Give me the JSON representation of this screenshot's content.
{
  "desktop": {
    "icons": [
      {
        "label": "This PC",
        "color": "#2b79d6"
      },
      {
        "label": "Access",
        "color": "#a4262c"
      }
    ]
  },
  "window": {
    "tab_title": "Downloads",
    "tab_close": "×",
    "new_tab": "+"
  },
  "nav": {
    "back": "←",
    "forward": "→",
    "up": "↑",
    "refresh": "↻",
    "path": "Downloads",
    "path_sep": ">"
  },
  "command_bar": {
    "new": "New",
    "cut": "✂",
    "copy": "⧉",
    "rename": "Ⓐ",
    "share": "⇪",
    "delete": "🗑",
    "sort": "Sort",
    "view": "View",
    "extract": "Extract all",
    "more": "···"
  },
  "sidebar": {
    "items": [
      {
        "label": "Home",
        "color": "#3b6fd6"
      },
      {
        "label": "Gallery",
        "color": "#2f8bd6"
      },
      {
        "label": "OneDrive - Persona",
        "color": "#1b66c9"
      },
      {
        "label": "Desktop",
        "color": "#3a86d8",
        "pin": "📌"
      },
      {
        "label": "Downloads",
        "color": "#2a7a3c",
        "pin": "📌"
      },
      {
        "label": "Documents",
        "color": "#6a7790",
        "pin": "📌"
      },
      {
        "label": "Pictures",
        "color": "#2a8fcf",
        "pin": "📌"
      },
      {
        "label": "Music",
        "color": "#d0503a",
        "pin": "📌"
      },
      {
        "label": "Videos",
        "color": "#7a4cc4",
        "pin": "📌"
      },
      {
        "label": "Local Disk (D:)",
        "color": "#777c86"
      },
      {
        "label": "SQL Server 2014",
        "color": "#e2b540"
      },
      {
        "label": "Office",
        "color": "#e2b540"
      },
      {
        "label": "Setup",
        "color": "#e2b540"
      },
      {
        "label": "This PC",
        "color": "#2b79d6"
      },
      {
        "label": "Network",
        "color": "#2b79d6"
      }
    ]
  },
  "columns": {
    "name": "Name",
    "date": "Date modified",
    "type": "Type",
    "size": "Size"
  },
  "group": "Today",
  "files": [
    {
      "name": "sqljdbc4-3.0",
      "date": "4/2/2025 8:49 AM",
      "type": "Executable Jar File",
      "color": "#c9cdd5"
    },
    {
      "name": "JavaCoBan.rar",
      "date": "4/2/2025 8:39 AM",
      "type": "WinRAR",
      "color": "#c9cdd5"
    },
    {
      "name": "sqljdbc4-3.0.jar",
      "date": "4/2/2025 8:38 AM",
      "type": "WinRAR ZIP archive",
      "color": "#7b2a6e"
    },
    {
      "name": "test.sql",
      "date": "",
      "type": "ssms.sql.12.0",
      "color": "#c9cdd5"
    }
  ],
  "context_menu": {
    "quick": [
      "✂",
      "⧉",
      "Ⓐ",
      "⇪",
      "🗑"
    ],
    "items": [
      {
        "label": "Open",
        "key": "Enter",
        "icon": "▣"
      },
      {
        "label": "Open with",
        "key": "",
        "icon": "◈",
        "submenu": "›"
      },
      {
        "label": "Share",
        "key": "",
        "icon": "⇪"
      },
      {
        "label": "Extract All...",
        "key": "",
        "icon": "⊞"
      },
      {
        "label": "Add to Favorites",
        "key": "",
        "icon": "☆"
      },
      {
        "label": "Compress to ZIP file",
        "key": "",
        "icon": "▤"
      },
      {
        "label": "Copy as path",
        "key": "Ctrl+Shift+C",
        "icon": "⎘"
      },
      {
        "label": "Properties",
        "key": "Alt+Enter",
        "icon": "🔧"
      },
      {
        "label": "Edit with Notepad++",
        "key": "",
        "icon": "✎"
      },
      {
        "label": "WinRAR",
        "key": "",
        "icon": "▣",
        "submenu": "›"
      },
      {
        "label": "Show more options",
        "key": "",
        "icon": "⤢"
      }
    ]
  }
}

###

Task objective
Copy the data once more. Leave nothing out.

Solved problem
Give me the JSON representation of this screenshot's content.
{
  "desktop": {
    "icons": [
      {
        "label": "This PC",
        "color": "#2b79d6"
      },
      {
        "label": "Access",
        "color": "#a4262c"
      }
    ]
  },
  "window": {
    "tab_title": "Downloads",
    "tab_close": "×",
    "new_tab": "+"
  },
  "nav": {
    "back": "←",
    "forward": "→",
    "up": "↑",
    "refresh": "↻",
    "path": "Downloads",
    "path_sep": ">"
  },
  "command_bar": {
    "new": "New",
    "cut": "✂",
    "copy": "⧉",
    "rename": "Ⓐ",
    "share": "⇪",
    "delete": "🗑",
    "sort": "Sort",
    "view": "View",
    "extract": "Extract all",
    "more": "···"
  },
  "sidebar": {
    "items": [
      {
        "label": "Home",
        "color": "#3b6fd6"
      },
      {
        "label": "Gallery",
        "color": "#2f8bd6"
      },
      {
        "label": "OneDrive - Persona",
        "color": "#1b66c9"
      },
      {
        "label": "Desktop",
        "color": "#3a86d8",
        "pin": "📌"
      },
      {
        "label": "Downloads",
        "color": "#2a7a3c",
        "pin": "📌"
      },
      {
        "label": "Documents",
        "color": "#6a7790",
        "pin": "📌"
      },
      {
        "label": "Pictures",
        "color": "#2a8fcf",
        "pin": "📌"
      },
      {
        "label": "Music",
        "color": "#d0503a",
        "pin": "📌"
      },
      {
        "label": "Videos",
        "color": "#7a4cc4",
        "pin": "📌"
      },
      {
        "label": "Local Disk (D:)",
        "color": "#777c86"
      },
      {
        "label": "SQL Server 2014",
        "color": "#e2b540"
      },
      {
        "label": "Office",
        "color": "#e2b540"
      },
      {
        "label": "Setup",
        "color": "#e2b540"
      },
      {
        "label": "This PC",
        "color": "#2b79d6"
      },
      {
        "label": "Network",
        "color": "#2b79d6"
      }
    ]
  },
  "columns": {
    "name": "Name",
    "date": "Date modified",
    "type": "Type",
    "size": "Size"
  },
  "group": "Today",
  "files": [
    {
      "name": "sqljdbc4-3.0",
      "date": "4/2/2025 8:49 AM",
      "type": "Executable Jar File",
      "color": "#c9cdd5"
    },
    {
      "name": "JavaCoBan.rar",
      "date": "4/2/2025 8:39 AM",
      "type": "WinRAR",
      "color": "#c9cdd5"
    },
    {
      "name": "sqljdbc4-3.0.jar",
      "date": "4/2/2025 8:38 AM",
      "type": "WinRAR ZIP archive",
      "color": "#7b2a6e"
    },
    {
      "name": "test.sql",
      "date": "",
      "type": "ssms.sql.12.0",
      "color": "#c9cdd5"
    }
  ],
  "context_menu": {
    "quick": [
      "✂",
      "⧉",
      "Ⓐ",
      "⇪",
      "🗑"
    ],
    "items": [
      {
        "label": "Open",
        "key": "Enter",
        "icon": "▣"
      },
      {
        "label": "Open with",
        "key": "",
        "icon": "◈",
        "submenu": "›"
      },
      {
        "label": "Share",
        "key": "",
        "icon": "⇪"
      },
      {
        "label": "Extract All...",
        "key": "",
        "icon": "⊞"
      },
      {
        "label": "Add to Favorites",
        "key": "",
        "icon": "☆"
      },
      {
        "label": "Compress to ZIP file",
        "key": "",
        "icon": "▤"
      },
      {
        "label": "Copy as path",
        "key": "Ctrl+Shift+C",
        "icon": "⎘"
      },
      {
        "label": "Properties",
        "key": "Alt+Enter",
        "icon": "🔧"
      },
      {
        "label": "Edit with Notepad++",
        "key": "",
        "icon": "✎"
      },
      {
        "label": "WinRAR",
        "key": "",
        "icon": "▣",
        "submenu": "›"
      },
      {
        "label": "Show more options",
        "key": "",
        "icon": "⤢"
      }
    ]
  }
}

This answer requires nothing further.